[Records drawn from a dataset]
━━━━━━━━━━━━━━━━━━━━━━━━━━━━━━

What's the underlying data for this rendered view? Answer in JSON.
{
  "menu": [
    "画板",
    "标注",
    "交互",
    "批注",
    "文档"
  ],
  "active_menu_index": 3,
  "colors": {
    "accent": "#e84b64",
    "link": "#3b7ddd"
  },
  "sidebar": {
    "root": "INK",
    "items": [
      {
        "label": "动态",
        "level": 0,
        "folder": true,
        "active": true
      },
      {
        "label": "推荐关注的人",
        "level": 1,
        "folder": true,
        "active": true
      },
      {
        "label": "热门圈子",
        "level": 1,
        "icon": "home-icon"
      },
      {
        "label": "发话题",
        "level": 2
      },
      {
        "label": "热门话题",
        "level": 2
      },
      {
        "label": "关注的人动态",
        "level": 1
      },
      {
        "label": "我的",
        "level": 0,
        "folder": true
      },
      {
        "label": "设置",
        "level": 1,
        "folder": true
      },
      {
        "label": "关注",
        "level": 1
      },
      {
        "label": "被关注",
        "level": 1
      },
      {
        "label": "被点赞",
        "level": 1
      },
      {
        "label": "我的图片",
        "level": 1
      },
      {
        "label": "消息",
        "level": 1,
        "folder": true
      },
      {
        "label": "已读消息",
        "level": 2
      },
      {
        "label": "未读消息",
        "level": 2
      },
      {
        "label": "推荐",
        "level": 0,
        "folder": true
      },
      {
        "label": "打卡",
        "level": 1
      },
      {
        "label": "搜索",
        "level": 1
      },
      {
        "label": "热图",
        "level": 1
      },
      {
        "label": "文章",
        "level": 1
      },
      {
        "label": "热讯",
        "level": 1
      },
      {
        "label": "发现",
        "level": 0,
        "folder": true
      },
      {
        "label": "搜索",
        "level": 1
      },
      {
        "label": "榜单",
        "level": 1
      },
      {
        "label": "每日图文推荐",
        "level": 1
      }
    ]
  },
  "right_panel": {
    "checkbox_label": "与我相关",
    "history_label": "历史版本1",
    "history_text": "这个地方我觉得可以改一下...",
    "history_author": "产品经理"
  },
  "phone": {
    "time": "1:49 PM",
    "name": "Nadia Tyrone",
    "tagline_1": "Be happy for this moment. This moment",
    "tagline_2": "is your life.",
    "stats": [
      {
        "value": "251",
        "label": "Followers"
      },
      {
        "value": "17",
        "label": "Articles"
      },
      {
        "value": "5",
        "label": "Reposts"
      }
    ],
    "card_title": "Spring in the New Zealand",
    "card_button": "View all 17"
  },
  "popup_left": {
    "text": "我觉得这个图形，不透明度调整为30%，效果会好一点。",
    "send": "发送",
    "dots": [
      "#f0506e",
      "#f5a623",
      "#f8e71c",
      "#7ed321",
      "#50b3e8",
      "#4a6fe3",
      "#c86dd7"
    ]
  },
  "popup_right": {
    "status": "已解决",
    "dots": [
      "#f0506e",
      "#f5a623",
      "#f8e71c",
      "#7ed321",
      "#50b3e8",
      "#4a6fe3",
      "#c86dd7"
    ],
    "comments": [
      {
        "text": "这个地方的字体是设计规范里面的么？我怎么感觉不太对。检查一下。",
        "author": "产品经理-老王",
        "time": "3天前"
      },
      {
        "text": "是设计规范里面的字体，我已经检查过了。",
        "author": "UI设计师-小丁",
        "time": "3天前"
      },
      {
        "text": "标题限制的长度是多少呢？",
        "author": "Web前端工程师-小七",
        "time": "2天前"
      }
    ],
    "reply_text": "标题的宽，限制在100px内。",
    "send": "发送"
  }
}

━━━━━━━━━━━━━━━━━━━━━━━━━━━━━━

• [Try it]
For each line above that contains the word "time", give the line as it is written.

• [Result of this task]
    "time": "1:49 PM",
        "time": "3天前"
        "time": "3天前"
        "time": "2天前"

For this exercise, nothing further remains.